_WORK INSTRUCTION_. The number of lines in the entries below holding the word "temu" is all that is needed here.

_GIVEN RECORDS_.
**********

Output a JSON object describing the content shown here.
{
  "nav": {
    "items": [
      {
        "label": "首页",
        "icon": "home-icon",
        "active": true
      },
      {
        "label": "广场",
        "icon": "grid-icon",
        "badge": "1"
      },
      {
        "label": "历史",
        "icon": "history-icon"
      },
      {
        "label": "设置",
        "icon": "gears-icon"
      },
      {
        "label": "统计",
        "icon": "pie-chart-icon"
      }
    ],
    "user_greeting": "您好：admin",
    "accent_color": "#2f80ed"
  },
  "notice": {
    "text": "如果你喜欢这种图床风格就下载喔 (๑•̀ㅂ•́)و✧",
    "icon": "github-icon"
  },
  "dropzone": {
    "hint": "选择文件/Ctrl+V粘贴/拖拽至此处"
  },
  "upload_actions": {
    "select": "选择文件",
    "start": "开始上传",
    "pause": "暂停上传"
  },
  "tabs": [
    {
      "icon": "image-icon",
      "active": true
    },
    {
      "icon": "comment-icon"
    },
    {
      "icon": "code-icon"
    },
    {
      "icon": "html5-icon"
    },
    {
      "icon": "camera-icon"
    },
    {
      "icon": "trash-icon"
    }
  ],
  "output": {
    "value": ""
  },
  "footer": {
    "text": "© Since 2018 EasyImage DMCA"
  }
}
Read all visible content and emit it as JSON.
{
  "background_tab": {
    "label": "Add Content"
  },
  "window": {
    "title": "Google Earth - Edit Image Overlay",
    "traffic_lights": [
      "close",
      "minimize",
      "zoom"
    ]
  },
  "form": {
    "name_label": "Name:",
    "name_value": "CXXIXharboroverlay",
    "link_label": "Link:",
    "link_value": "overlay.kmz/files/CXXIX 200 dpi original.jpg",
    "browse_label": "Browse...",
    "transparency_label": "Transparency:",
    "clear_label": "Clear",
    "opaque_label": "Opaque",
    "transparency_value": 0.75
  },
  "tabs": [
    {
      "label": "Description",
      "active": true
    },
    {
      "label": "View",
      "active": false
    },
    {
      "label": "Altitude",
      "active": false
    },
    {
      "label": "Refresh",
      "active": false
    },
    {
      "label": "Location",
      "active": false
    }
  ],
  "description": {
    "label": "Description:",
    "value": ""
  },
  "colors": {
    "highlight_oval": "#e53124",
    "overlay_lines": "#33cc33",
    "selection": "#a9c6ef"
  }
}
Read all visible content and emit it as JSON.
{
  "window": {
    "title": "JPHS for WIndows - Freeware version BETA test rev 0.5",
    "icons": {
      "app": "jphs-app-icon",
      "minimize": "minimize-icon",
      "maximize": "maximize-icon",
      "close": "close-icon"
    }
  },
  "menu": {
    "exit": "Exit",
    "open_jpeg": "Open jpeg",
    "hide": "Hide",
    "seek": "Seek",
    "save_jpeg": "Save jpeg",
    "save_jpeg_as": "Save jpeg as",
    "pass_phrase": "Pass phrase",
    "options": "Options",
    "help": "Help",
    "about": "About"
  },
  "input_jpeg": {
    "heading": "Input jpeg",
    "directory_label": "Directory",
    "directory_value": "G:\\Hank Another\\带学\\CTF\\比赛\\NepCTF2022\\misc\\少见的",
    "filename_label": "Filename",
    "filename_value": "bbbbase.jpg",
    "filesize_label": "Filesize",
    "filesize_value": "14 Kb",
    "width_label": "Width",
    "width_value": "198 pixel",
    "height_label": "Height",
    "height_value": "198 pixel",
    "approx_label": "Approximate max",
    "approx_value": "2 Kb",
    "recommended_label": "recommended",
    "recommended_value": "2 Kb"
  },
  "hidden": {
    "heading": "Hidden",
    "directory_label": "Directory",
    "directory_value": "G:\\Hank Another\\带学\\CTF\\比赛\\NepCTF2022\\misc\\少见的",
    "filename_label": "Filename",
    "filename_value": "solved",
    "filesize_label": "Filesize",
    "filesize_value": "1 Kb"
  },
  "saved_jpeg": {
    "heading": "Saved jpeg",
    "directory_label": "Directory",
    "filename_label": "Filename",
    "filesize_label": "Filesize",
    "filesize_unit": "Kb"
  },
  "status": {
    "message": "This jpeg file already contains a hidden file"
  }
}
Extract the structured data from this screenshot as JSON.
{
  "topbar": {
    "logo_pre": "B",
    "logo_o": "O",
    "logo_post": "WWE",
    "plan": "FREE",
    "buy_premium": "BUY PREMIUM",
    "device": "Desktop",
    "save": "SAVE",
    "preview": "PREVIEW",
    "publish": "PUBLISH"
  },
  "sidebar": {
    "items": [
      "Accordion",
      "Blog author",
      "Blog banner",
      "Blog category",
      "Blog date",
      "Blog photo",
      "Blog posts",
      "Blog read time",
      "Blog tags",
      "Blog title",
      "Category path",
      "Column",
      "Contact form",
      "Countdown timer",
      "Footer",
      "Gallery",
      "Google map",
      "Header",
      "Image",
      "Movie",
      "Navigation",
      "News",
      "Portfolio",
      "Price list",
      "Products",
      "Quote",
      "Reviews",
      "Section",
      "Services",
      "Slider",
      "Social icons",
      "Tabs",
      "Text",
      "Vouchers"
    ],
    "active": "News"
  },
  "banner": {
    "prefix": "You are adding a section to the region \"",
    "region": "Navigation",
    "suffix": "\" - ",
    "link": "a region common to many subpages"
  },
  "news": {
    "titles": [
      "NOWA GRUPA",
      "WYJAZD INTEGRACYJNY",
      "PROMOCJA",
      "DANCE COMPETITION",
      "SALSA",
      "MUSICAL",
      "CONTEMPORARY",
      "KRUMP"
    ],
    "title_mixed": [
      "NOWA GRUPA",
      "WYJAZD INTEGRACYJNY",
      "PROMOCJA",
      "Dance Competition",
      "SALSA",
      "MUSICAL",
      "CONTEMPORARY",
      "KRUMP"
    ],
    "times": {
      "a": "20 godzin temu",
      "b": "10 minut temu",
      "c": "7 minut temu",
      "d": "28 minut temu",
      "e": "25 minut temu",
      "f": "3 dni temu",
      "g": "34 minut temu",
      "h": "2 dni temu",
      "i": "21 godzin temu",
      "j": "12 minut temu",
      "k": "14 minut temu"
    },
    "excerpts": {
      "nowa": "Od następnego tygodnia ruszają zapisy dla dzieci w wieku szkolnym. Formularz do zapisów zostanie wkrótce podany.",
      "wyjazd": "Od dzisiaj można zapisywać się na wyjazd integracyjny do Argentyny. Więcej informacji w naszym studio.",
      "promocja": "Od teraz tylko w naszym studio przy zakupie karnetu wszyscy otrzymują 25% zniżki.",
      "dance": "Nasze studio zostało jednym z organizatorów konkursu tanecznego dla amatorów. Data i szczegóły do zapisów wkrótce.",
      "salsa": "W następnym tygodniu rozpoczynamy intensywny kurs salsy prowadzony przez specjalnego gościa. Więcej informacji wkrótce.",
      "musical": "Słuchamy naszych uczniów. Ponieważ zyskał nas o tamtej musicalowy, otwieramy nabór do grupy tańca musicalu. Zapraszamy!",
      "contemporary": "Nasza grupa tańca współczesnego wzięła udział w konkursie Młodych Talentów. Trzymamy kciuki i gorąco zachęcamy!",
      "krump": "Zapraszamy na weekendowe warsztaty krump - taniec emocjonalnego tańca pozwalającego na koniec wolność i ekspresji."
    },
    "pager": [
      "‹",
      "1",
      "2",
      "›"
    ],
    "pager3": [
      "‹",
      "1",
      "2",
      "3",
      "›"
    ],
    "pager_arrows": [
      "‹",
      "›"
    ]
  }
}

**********

_EXERCISE RESPONSE_. 11